The liner notes for Mozart for Mothers-to-Be offer expectant mothers a whole raft of reasons they might want to get their hands on this. A Canadian conductor is quoted as saying that he was initially mystified by his ability to play certain pieces of music sight unseen, but it turned out that her mother had played them while she was pregnant. Some researchers claim that music relaxes the fetus in utero, and others say that babies like Mozart specifically. Listening to music, it seems, may even ease labor pain, and who wouldn't spend a few dollars on something that might do that?

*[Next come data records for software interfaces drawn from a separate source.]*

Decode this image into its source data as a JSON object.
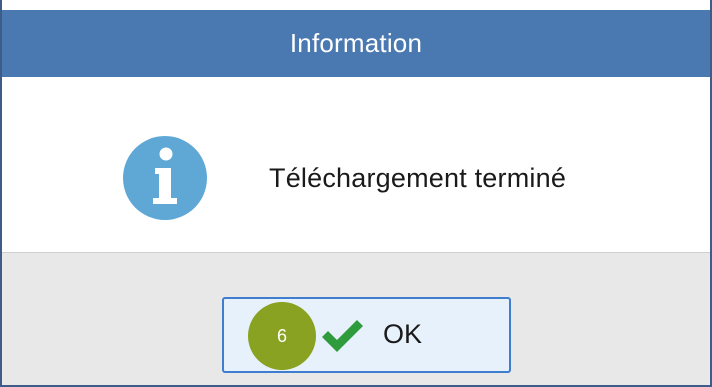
{
  "dialog": {
    "title": "Information",
    "message": "Téléchargement terminé",
    "icon": "info-icon",
    "ok_button": {
      "label": "OK",
      "icon": "check-icon",
      "step_badge": "6"
    }
  },
  "colors": {
    "title_bar": "#4a78b0",
    "info_icon": "#5fa8d6",
    "check_icon": "#2e9b3c",
    "step_badge": "#8aa221",
    "button_border": "#3f7ecf",
    "button_fill": "#e7f1fb",
    "footer": "#e8e8e8"
  }
}
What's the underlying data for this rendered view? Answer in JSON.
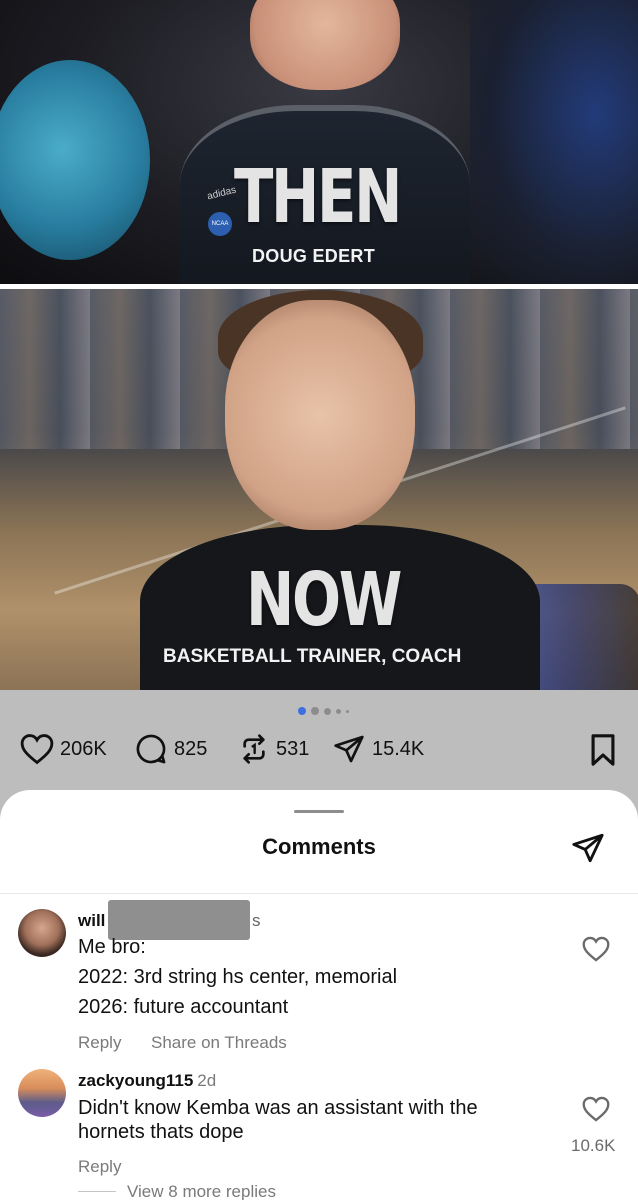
{
  "post": {
    "then_label": "THEN",
    "then_name": "DOUG EDERT",
    "brand_text": "adidas",
    "badge_text": "NCAA",
    "now_label": "NOW",
    "now_title": "BASKETBALL TRAINER, COACH",
    "carousel": {
      "total_dots": 5,
      "active_index": 0
    }
  },
  "actions": {
    "likes": "206K",
    "comments": "825",
    "reposts": "531",
    "shares": "15.4K"
  },
  "sheet": {
    "title": "Comments"
  },
  "comments": [
    {
      "username_visible": "will",
      "username_tail": "s",
      "lines": [
        "Me bro:",
        "2022: 3rd string hs center, memorial",
        "2026: future accountant"
      ],
      "reply_label": "Reply",
      "share_label": "Share on Threads"
    },
    {
      "username": "zackyoung115",
      "time": "2d",
      "lines": [
        "Didn't know Kemba was an assistant with the",
        "hornets thats dope"
      ],
      "reply_label": "Reply",
      "likes": "10.6K",
      "view_replies": "View 8 more replies"
    }
  ],
  "colors": {
    "accent_dot": "#3d6fe0",
    "dimmed_bar": "#bdbdbd",
    "secondary_text": "#7a7a7a"
  },
  "icons": [
    "heart-icon",
    "comment-icon",
    "repost-icon",
    "send-icon",
    "bookmark-icon",
    "share-icon"
  ]
}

It's worth a try. Be assured that you're getting the straight, unadulterated Mozart here, not something with heartbeat rhythm tracks added or anything else like that. These are performances of Mozart slow movements from 1970s recordings in the Philips catalog, many of them by the Academy of St. Martin-in-the-Fields and its master-of-the-sweet-tones conductor, Sir Neville Mariner. There are analog performances that have been remastered more smoothly for CD, but the sound isn't terrible. And the music -- well, it's a very good bet for putting you in a positive frame of mind at a critical time. It's tuneful, it's light, it makes unexpected turns that keep you alert and focused without being jarring. In short, given the big bucks people spend on all manner of things to enhance the childbearing experience, this disc, at ten or eleven dollars, sounds like a bargain. Note that these are all instrumental compositions; a sequel disc, More Mozart for Mothers-to-Be, is devoted to operatic and vocal selections.